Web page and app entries
•••
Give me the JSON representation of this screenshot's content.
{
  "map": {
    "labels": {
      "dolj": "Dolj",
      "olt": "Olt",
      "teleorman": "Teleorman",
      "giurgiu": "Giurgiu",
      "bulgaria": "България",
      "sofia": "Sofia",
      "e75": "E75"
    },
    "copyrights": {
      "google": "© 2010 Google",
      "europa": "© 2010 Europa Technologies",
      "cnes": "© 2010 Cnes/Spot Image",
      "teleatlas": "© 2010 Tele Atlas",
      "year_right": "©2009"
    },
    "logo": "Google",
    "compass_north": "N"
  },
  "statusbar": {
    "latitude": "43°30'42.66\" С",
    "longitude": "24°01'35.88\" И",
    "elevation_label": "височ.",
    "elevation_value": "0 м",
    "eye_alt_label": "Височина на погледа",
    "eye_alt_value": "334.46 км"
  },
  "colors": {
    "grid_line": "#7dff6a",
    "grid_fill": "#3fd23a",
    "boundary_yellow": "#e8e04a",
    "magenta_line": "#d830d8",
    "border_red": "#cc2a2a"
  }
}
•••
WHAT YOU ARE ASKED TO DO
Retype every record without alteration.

RESPONSE
Give me the JSON representation of this screenshot's content.
{
  "map": {
    "labels": {
      "dolj": "Dolj",
      "olt": "Olt",
      "teleorman": "Teleorman",
      "giurgiu": "Giurgiu",
      "bulgaria": "България",
      "sofia": "Sofia",
      "e75": "E75"
    },
    "copyrights": {
      "google": "© 2010 Google",
      "europa": "© 2010 Europa Technologies",
      "cnes": "© 2010 Cnes/Spot Image",
      "teleatlas": "© 2010 Tele Atlas",
      "year_right": "©2009"
    },
    "logo": "Google",
    "compass_north": "N"
  },
  "statusbar": {
    "latitude": "43°30'42.66\" С",
    "longitude": "24°01'35.88\" И",
    "elevation_label": "височ.",
    "elevation_value": "0 м",
    "eye_alt_label": "Височина на погледа",
    "eye_alt_value": "334.46 км"
  },
  "colors": {
    "grid_line": "#7dff6a",
    "grid_fill": "#3fd23a",
    "boundary_yellow": "#e8e04a",
    "magenta_line": "#d830d8",
    "border_red": "#cc2a2a"
  }
}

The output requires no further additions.